Interface dataset entries:
=== Section Start ===

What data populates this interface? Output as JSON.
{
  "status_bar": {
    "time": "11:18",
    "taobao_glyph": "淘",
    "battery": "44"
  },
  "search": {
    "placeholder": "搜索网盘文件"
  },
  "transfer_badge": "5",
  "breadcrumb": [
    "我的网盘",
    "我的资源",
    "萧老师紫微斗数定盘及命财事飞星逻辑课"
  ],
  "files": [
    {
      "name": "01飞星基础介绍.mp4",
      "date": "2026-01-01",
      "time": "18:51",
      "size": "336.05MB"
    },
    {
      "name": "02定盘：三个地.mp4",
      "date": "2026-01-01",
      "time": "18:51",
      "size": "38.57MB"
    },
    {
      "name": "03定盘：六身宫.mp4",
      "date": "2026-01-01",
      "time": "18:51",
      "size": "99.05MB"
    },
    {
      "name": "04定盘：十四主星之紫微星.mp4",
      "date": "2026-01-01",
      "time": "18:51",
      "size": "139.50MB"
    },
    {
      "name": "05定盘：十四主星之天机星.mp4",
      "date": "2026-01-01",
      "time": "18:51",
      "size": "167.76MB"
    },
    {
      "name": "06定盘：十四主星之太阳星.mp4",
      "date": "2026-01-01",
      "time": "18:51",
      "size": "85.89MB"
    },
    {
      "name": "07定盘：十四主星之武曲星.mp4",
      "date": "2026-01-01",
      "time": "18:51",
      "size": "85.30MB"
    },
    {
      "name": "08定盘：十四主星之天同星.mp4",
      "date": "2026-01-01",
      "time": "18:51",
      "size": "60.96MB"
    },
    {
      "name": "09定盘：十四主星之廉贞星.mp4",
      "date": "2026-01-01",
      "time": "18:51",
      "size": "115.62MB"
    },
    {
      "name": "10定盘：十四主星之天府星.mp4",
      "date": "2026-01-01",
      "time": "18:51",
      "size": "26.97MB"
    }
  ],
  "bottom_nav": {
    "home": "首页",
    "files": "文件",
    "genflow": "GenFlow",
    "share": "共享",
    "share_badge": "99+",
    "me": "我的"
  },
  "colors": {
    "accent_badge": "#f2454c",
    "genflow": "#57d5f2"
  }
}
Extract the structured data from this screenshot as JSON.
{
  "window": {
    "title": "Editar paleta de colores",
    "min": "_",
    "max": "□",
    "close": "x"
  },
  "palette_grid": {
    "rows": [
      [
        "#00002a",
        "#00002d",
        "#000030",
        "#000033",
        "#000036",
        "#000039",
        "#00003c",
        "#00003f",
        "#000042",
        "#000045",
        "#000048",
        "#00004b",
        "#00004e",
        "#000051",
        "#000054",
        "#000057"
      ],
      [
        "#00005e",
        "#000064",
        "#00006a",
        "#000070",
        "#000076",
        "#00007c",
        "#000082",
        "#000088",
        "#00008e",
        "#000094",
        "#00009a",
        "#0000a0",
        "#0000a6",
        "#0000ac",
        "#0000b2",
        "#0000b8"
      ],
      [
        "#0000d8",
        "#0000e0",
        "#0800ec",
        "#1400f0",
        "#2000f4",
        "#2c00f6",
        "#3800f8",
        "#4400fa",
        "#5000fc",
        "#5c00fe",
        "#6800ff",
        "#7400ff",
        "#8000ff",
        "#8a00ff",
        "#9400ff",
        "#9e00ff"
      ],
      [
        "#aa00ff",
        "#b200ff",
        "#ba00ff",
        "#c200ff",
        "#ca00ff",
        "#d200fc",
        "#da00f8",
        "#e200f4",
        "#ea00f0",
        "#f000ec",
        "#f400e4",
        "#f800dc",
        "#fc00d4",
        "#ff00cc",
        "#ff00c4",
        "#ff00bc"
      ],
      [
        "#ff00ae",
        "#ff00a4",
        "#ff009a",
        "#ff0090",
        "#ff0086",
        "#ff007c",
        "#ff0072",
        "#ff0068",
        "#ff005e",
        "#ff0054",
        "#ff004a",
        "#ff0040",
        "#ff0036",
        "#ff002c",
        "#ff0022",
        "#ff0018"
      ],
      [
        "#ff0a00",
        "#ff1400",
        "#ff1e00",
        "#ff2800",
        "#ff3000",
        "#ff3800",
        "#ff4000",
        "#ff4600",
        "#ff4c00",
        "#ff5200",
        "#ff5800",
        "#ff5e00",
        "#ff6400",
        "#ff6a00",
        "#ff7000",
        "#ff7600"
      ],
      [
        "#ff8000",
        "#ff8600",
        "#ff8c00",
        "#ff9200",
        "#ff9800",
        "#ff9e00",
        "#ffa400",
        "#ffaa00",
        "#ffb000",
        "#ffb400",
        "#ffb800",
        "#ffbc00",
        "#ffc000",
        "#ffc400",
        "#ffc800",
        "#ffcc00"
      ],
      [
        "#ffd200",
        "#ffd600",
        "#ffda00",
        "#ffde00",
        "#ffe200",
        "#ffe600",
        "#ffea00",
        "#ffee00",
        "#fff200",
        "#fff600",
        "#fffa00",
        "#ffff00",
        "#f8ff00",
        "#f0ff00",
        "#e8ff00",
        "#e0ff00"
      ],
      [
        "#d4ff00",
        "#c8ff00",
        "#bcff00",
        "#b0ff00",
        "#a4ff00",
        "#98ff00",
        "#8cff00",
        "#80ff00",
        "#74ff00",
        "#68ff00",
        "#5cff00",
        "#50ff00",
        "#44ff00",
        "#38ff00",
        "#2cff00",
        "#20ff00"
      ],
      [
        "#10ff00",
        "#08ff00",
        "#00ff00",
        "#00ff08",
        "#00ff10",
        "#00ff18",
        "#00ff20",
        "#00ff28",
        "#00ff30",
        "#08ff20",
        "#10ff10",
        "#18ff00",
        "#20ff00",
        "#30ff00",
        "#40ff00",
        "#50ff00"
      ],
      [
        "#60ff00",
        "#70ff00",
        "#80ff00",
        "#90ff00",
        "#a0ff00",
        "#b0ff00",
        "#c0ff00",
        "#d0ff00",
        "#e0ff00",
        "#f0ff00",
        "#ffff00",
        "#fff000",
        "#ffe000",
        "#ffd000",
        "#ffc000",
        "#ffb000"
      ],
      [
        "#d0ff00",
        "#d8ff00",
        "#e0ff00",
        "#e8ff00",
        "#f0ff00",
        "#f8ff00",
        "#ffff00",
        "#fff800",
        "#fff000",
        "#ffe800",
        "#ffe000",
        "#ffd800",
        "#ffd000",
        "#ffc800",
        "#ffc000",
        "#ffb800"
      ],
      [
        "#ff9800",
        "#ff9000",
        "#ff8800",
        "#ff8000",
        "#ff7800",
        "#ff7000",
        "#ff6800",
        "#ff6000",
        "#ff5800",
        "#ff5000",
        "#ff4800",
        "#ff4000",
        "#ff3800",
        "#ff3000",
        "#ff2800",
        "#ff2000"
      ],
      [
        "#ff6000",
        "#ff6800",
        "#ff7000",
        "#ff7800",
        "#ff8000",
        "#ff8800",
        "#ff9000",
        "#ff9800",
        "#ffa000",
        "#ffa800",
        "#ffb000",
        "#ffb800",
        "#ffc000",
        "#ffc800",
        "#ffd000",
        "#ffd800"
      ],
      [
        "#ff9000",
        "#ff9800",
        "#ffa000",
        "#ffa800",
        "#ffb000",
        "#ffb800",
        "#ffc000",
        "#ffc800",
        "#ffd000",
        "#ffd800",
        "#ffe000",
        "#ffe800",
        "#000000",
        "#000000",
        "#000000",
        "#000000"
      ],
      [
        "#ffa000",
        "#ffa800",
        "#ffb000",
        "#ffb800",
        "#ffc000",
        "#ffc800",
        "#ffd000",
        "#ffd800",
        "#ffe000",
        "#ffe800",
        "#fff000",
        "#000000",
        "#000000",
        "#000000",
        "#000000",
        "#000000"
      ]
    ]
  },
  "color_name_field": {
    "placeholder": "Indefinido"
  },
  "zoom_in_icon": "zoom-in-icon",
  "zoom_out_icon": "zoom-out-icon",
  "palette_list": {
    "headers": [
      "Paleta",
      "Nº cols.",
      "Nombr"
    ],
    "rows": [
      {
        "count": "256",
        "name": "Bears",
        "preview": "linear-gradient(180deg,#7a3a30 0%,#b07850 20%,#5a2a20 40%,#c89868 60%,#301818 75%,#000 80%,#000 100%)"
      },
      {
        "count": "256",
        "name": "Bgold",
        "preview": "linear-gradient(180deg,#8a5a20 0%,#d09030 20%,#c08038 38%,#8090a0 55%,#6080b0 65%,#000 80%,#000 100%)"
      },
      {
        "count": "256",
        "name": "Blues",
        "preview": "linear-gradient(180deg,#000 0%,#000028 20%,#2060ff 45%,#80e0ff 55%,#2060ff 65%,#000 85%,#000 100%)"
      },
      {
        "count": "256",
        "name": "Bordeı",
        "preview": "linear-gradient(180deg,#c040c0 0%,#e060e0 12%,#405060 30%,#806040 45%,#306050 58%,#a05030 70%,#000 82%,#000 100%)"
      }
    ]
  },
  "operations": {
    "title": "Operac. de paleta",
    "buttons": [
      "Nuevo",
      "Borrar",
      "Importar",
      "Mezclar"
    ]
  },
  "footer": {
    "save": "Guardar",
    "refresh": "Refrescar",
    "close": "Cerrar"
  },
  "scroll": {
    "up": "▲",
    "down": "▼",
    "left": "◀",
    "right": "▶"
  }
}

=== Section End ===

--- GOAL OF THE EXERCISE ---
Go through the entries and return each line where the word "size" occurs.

--- RESULT OF THIS TASK ---
      "size": "336.05MB"
      "size": "38.57MB"
      "size": "99.05MB"
      "size": "139.50MB"
      "size": "167.76MB"
      "size": "85.89MB"
      "size": "85.30MB"
      "size": "60.96MB"
      "size": "115.62MB"
      "size": "26.97MB"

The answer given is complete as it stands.